Chacun à son gout.

Projection designer Vojin Vasovic’s highly effective luminous, semi-animated scenery intensifies the focus — a destination-less drift across the city that never sleeps. All the iconic landmarks are here. The Brooklyn Bridge. The Empire State Building. The Metropolitan Museum. A stop-framed panorama of yellow taxi-choked Times Square. Streetfuls of gleaming glass towers stand oblivious. Expressionless. Unimpressed. A strategically placed quartet of overhanging, vaguely bat-winged auxiliary screens thrusts the looming cyclorama forward, casting a recognizably ominous signature across the digital backdrop in their wake. A shadowy bat signal of sorts darkly suspended over Gotham lights up to fade out. Our Caped Crusader wears evening dress.

Appearing as Falke, Danlie Rae Acebuque, partnered by fellow baritone Geoffrey Schellenberg as Eisenstein, form a resonant, well-counterpointed duo, musically and dramatically both. Acebuque a model of perpetual stylishness. Schellenberg endlessly clueless. Conspiracy launched, harmony ringing, the evening’s proceedings are set spinning with a rousing invitation from Falke.

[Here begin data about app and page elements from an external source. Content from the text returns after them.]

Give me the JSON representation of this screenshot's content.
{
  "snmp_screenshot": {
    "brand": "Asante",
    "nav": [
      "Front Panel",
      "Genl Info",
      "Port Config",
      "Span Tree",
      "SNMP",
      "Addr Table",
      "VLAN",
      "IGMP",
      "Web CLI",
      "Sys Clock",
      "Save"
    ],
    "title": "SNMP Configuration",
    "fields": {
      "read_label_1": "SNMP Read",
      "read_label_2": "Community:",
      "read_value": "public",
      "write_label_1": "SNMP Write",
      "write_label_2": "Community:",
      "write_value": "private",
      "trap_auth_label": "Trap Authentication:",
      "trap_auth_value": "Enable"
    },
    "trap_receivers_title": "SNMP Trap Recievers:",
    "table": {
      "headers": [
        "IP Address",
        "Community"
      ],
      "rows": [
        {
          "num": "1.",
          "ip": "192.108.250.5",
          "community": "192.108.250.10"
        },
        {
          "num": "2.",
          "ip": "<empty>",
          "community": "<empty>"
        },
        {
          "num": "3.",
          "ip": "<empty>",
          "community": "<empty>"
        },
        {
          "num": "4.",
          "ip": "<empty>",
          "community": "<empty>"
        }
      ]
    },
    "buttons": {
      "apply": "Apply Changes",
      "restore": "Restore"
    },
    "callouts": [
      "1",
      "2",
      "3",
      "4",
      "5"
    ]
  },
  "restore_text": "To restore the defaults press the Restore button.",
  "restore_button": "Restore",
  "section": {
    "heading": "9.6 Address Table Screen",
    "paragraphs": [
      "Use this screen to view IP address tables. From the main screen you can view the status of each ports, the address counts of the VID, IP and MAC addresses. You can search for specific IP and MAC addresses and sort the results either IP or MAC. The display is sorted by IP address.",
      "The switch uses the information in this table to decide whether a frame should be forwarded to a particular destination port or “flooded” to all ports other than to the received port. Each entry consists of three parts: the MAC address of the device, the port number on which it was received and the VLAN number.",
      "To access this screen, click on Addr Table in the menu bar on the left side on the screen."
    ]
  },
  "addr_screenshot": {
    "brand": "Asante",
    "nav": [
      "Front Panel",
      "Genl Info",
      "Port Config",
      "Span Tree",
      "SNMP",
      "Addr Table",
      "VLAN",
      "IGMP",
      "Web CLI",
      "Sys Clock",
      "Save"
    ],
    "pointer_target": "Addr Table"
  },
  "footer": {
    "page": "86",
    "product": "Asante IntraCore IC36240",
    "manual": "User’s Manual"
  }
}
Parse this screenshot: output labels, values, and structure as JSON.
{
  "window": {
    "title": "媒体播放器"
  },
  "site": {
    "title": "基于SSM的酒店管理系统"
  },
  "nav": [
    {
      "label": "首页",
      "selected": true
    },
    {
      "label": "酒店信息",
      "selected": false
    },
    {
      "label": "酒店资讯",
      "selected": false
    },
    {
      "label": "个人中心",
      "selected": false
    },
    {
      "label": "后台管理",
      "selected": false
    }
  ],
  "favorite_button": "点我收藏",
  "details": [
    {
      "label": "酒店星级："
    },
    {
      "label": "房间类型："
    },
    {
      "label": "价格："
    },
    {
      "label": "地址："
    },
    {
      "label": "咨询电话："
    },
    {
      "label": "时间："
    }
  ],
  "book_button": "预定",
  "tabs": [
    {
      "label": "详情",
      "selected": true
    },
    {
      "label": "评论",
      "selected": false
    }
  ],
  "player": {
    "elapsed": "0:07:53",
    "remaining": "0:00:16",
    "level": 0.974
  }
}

Komm mit mir zum Souper (“Skip your dinner and come with me”). Clearly revelling in their roles, the pair’s sense of fun, singly and together, is as infectious as it is inexhaustible.

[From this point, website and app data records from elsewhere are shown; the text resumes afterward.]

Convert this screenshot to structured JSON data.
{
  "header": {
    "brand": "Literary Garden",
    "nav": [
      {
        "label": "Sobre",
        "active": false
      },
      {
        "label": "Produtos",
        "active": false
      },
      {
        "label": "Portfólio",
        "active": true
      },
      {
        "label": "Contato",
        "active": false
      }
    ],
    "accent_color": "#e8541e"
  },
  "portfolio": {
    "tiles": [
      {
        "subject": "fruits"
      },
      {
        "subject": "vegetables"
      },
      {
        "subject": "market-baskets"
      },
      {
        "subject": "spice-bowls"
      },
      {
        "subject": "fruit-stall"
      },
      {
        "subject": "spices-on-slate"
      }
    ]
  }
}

Singing Rosalinde, soprano Tamar Simon, turns in a finely gauged performance as Eisenstein’s perenially exasperated wife, her voice nimble, often to the point of athleticism, high notes bell-like, her middle voice warm and embracing. Assuming the character of an anonymous, decidedly overwrought Hungarian countess per libretto in Act II, Simon surprises with an unexpectedly affecting rendition of the Czardas, a folk-flavoured Central European anthem turned poignant lament for a lost homeland.

Soprano Katelyn Bird is Adele, the Eisenstein’s reluctant maid, her stage-struck dreams of adoration and acclaim as a glamorous actor forever sustaining her, muffling Rosalinde, aka The Dragon’s incessant domestic complaints. Disguised as Countess Olga at Orlofsky’s masquerade ball, Adele gives free voice to her inner diva, Bird smooth and sly as a flirtatious wink. Strauss’ celebrated Laughing Aria, Sehr komisch, Herr Marquis, sind sie! (“You are so comical, Marquis!”), is trippingly dispatched. A young singer to be watched, theatrically poised, technically assured, gifted with an abundance of charm.

Tenor Joshua Clemenger is a delightful, endlessly lyrical Alfred, Rosalinde’s irrepressible would-be suitor, prone to sudden, typically uninvited outbursts of vocal extravagance. Mezzo-soprano Chelsea Melamed is Prince Orlofsky — haughty, rebellious, superstar of ennui — skilfully anchoring virtually the entirety of the frosted confection that forms the multi-tiered centrepiece of Fledermaus with breezy composure. Baritone Austin Larusson is an incorrigible Frank the jailer, celebrity fanboy, connoisseur of perp walks. Rachel Miller is Ida, Adele’s chic sister.

Tenor Alexander Cappellazzo appears as Eisenstein’s bungling lawyer, the hopeless, hapless Dr Blind. Alexandra Delle Donne is tough-minded, blunt talking prison guard Frosch.

The Toronto City Opera chorus — Ein Souper heut uns winkt,/Wie noch gar keins dagewesen (“We have come, one and all/To enjoy this grand occasion”) — sings with nothing less than joyful abandon. Music director Ivan Jovanovic partners, notably lush piano score at hand, teasing a considerable measure of convincing orchestral colour from his keyboard. Leading from the front of house, Maestra Jennifer Tung conducts with a firm, supportive blend of openness and command.

An artful, glowing Die Fledermaus — the perfect end to a summer’s day. And an equally ideal conclusion to TCO’s tirelessly imaginative, boundlessly resourceful 2022/23 season.